• **Input material**:
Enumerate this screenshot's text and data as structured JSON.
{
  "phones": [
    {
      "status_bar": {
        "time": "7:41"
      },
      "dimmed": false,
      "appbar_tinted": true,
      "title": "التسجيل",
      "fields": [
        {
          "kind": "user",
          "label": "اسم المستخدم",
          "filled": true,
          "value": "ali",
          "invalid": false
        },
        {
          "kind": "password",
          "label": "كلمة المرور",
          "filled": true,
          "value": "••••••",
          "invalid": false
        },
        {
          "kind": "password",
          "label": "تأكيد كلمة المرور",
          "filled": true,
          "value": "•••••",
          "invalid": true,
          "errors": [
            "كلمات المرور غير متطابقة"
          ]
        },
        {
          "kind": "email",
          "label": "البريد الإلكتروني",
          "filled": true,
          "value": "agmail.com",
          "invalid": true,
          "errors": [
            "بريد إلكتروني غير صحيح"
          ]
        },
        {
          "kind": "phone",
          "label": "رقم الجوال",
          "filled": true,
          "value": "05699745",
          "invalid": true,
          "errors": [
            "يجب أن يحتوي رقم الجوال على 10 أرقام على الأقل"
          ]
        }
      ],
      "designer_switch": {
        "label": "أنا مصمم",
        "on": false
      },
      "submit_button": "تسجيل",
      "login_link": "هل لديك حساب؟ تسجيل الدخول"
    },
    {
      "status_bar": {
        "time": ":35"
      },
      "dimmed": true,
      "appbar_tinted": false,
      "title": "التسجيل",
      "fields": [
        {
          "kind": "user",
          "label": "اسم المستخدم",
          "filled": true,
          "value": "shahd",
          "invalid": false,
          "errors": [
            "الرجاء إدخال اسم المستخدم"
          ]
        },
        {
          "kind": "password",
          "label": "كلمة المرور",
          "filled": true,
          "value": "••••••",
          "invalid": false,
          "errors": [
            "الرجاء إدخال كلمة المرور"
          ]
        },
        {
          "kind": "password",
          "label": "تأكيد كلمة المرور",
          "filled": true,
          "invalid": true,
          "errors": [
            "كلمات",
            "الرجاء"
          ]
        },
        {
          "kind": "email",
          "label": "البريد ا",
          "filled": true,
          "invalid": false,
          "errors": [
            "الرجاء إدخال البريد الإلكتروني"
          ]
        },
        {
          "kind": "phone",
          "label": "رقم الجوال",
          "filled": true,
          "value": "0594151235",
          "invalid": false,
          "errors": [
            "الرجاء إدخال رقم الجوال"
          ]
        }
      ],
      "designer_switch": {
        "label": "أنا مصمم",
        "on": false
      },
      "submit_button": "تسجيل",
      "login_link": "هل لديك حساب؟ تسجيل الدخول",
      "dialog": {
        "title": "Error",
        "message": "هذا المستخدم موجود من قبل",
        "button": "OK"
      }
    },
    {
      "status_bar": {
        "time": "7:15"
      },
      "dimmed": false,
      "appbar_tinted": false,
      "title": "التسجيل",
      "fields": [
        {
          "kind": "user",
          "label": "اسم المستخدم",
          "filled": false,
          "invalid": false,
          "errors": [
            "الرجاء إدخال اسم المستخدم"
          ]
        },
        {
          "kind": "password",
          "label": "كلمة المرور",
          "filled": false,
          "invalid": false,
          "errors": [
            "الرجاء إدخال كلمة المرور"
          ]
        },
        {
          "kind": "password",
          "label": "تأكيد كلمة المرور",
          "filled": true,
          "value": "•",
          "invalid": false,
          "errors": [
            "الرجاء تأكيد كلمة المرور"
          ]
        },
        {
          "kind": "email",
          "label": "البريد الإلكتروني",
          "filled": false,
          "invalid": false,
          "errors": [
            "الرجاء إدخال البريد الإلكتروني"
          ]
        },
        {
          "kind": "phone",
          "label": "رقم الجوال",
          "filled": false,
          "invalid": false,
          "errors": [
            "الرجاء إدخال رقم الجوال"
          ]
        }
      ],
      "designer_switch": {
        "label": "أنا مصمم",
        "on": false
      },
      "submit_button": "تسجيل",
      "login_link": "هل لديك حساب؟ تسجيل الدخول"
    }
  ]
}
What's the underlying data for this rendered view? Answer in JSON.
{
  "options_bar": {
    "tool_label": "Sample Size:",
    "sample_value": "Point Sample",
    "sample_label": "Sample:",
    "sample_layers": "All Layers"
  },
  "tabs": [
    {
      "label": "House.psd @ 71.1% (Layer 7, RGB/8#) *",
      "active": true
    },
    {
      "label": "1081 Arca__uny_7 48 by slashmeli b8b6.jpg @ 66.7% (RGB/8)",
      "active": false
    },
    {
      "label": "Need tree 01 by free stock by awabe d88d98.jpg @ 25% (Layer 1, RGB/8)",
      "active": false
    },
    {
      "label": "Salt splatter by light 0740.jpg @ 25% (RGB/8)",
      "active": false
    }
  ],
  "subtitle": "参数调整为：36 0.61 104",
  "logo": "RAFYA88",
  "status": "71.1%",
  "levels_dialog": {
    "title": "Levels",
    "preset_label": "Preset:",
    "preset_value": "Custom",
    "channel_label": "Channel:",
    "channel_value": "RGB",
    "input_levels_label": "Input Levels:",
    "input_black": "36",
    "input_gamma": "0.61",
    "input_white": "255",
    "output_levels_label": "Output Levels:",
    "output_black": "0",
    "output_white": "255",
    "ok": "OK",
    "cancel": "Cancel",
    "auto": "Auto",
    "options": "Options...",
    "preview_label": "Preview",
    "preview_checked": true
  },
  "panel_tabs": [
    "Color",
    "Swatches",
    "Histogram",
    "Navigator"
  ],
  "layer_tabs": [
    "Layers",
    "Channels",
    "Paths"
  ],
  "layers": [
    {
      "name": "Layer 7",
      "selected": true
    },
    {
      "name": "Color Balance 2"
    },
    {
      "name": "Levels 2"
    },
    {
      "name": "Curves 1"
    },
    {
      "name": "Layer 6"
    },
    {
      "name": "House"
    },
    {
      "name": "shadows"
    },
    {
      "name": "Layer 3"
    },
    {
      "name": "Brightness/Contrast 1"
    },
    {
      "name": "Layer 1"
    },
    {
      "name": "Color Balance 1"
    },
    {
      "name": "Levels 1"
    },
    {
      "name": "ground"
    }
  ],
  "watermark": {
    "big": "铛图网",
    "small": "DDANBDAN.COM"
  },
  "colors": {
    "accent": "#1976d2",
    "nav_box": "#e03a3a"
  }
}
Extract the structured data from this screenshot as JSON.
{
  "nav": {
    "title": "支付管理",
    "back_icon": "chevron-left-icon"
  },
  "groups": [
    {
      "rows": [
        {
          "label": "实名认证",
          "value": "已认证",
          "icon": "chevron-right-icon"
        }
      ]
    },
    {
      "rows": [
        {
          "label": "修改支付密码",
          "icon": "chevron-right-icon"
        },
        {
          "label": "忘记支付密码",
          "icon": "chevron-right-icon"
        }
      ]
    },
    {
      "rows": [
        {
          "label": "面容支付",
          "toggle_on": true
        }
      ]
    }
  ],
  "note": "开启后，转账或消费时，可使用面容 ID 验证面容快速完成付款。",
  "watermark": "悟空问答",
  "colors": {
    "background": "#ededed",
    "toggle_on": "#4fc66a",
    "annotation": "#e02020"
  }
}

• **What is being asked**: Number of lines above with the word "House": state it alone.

• **Expected output**: 2